Glass with different colors in reflected and transmitted light, such as the Shimmer table, is known as dichroic glass. This glass is a technology that first appeared in the late Roman period, with the most famous example being the Lycurgus Cup (circa 4th century CE), a cage cup of carved glass that changes from red to green. This type of dichroic glass was not common and very few examples (mostly small sherds) exist today, and it differs from laminated dichroic glass in that dichroism is formed by nanoparticles of gold and silver inside the glass melt (i.e. added to the hot liquid glass before it is worked) rather than in a microns-thin layer of coating applied on top of or sandwiched between two layers of glass. When colloidal particles (particles suspended in another substance) of gold scatter light inside the glass, it creates a ruby red color. The same optical effect is also used in gold-containing pink and red porcelain glazes.
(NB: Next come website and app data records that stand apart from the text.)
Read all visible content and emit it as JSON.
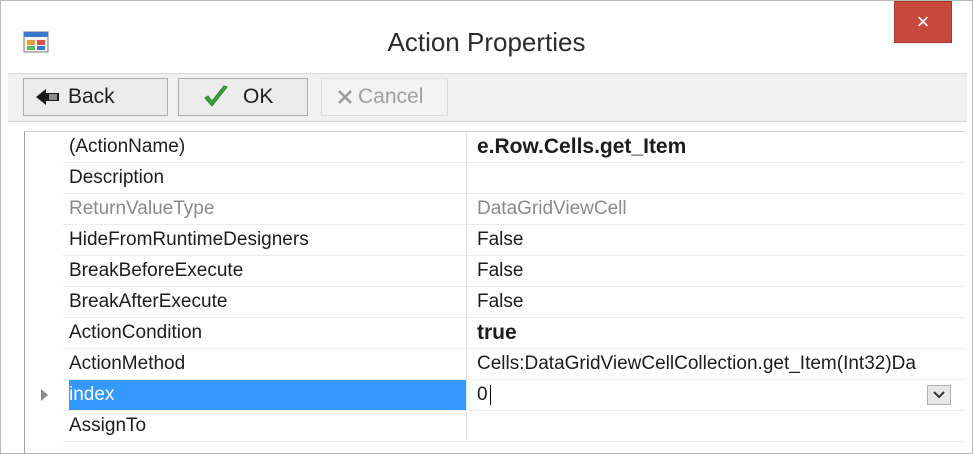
{
  "window": {
    "title": "Action Properties",
    "close_label": "×",
    "colors": {
      "close": "#c9483c",
      "selection": "#3399ff"
    }
  },
  "toolbar": {
    "back_label": "Back",
    "ok_label": "OK",
    "cancel_label": "Cancel",
    "icons": {
      "back": "back-arrow-icon",
      "ok": "checkmark-icon",
      "cancel": "x-icon"
    }
  },
  "properties": [
    {
      "name": "(ActionName)",
      "value": "e.Row.Cells.get_Item"
    },
    {
      "name": "Description",
      "value": ""
    },
    {
      "name": "ReturnValueType",
      "value": "DataGridViewCell"
    },
    {
      "name": "HideFromRuntimeDesigners",
      "value": "False"
    },
    {
      "name": "BreakBeforeExecute",
      "value": "False"
    },
    {
      "name": "BreakAfterExecute",
      "value": "False"
    },
    {
      "name": "ActionCondition",
      "value": "true"
    },
    {
      "name": "ActionMethod",
      "value": "Cells:DataGridViewCellCollection.get_Item(Int32)Da"
    },
    {
      "name": "index",
      "value": "0"
    },
    {
      "name": "AssignTo",
      "value": ""
    }
  ]
}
The modern approach to making dichroic glass was developed by NASA for the space program in the 1960s to create filters that could protect spacecrafts from solar irradiation. Dichroic filters are also used in microscopy, photography, and stage lighting applications. This approach uses an energized electron beam to volatilize and deposit a very thin film of metal oxide (usually) onto the surface of glass in a vacuum, which creates an optical interference filter adhered to the glass surface. Both the iPhone and Shimmer table make use of highly specialized forms of laminated glass, showing how diverse these products, and their purposes, can be.
Jessica Walthew is a conservator at Cooper Hewitt working with the product design and decorative arts and digital collections.
 Thomas Ricker, “What Happened to the Original iPhone’s Plastic Screen? / A Retelling of the ‘Hail Mary’ Play that Brought Glass to the iPhone,” The Verge, July 9, 2019, https://www.theverge.com/2019/7/9/20687299/plastic-iphone-gorilla-glass-origin-story-steve-jobs.
 Sophie Bushwick, “What Stresses Gorilla Glass Makes It Stronger,” Inside Science, May 17, 2013, http://www.insidescience.org/content/what-stresses-gorilla-glass-makes-it-stronger/1009.
 For a video of vacuum thin film deposition, see the website of contemporary manufacturer CBS glass: https://cbs-dichroic.com/faq/.
“From a Broken Flask: Laminated Safety Glass,” All About Glass (blog), The Corning Museum of Glass, October 25, 2011, https://www.cmog.org/article/broken-flask-laminated-safety-glass. Originally published in Innovations in Glass (Corning, New York: The Corning Museum of Glass in association with Ralph Appelbaum Associates, 1999) 18–20.
“Ultra-Thin Coatings Beautify Art,” NASA Spinoff, National Aeronautics and Space Administration, 2012, https://spinoff.nasa.gov/Spinoff2012/cg_2.html.
Whitehouse, David. “Roman Dichroic Glass: Two Contemporary Descriptions?” Journal of Glass Studies 31 (1989): 119–21. Published online on All about Glass, June 11, 2013. https://www.cmog.org/article/roman-dichroic-glass-two-contemporary-descriptions.